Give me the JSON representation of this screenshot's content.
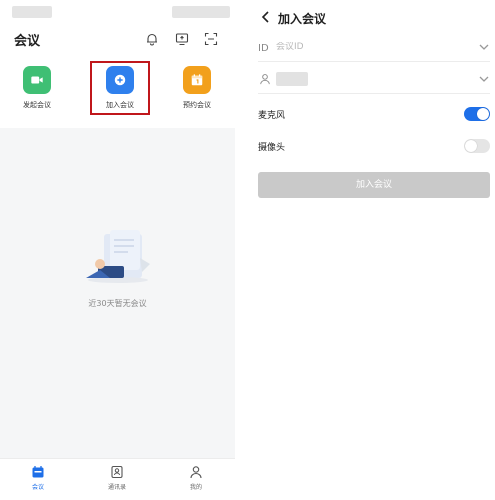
{
  "left": {
    "title": "会议",
    "actions": [
      {
        "label": "发起会议",
        "color": "#3fbf74",
        "icon": "video-icon"
      },
      {
        "label": "加入会议",
        "color": "#2f80ed",
        "icon": "plus-circle-icon"
      },
      {
        "label": "预约会议",
        "color": "#f2a01c",
        "icon": "calendar-icon"
      }
    ],
    "empty_text": "近30天暂无会议",
    "tabs": [
      {
        "label": "会议",
        "icon": "calendar-tab-icon",
        "active": true
      },
      {
        "label": "通讯录",
        "icon": "contacts-icon",
        "active": false
      },
      {
        "label": "我的",
        "icon": "person-icon",
        "active": false
      }
    ]
  },
  "right": {
    "title": "加入会议",
    "meeting_id": {
      "value": "",
      "placeholder": "会议ID"
    },
    "mic": {
      "label": "麦克风",
      "on": true
    },
    "camera": {
      "label": "摄像头",
      "on": false
    },
    "join_button": "加入会议"
  },
  "colors": {
    "accent": "#1e6fe8",
    "highlight": "#c0171b",
    "disabled_button": "#c9c9c9"
  }
}
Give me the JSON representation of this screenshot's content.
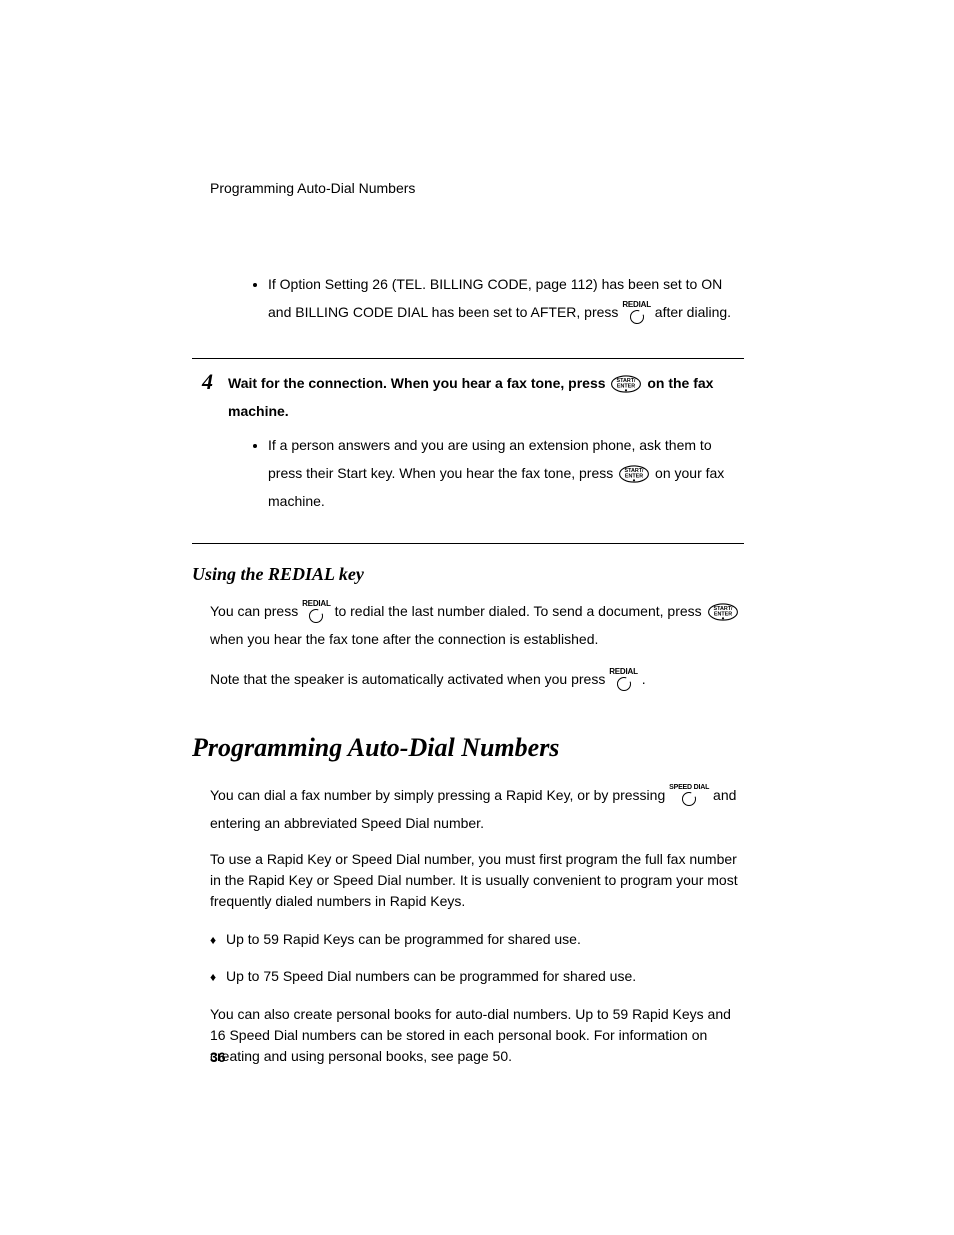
{
  "header": {
    "running": "Programming Auto-Dial Numbers"
  },
  "keys": {
    "redial": "REDIAL",
    "start_enter_top": "START/",
    "start_enter_bot": "ENTER",
    "speed_dial": "SPEED DIAL"
  },
  "note1": {
    "a": "If Option Setting 26 (TEL. BILLING CODE, page 112) has been set to ON and BILLING CODE DIAL has been set to AFTER, press ",
    "b": " after dialing."
  },
  "step4": {
    "num": "4",
    "lead_a": "Wait for the connection. When you hear a fax tone, press ",
    "lead_b": " on the fax machine.",
    "sub_a": "If a person answers and you are using an extension phone, ask them to press their Start key. When you hear the fax tone, press ",
    "sub_b": " on your fax machine."
  },
  "redial_section": {
    "heading": "Using the REDIAL key",
    "p1_a": "You can press ",
    "p1_b": " to redial the last number dialed. To send a document, press ",
    "p1_c": " when you hear the fax tone after the connection is established.",
    "p2_a": "Note that the speaker is automatically activated when you press ",
    "p2_b": "."
  },
  "main_section": {
    "heading": "Programming Auto-Dial Numbers",
    "p1_a": "You can dial a fax number by simply pressing a Rapid Key, or by pressing ",
    "p1_b": " and entering an abbreviated Speed Dial number.",
    "p2": "To use a Rapid Key or Speed Dial number, you must first program the full fax number in the Rapid Key or Speed Dial number. It is usually convenient to program your most frequently dialed numbers in Rapid Keys.",
    "b1": "Up to 59 Rapid Keys can be programmed for shared use.",
    "b2": "Up to 75 Speed Dial numbers can be programmed for shared use.",
    "p3": "You can also create personal books for auto-dial numbers. Up to 59 Rapid Keys and 16 Speed Dial numbers can be stored in each personal book. For information on creating and using personal books, see page 50."
  },
  "page": "36"
}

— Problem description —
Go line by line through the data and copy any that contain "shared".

— Task result —
    "b1": "Up to 59 Rapid Keys can be programmed for shared use.",
    "b2": "Up to 75 Speed Dial numbers can be programmed for shared use.",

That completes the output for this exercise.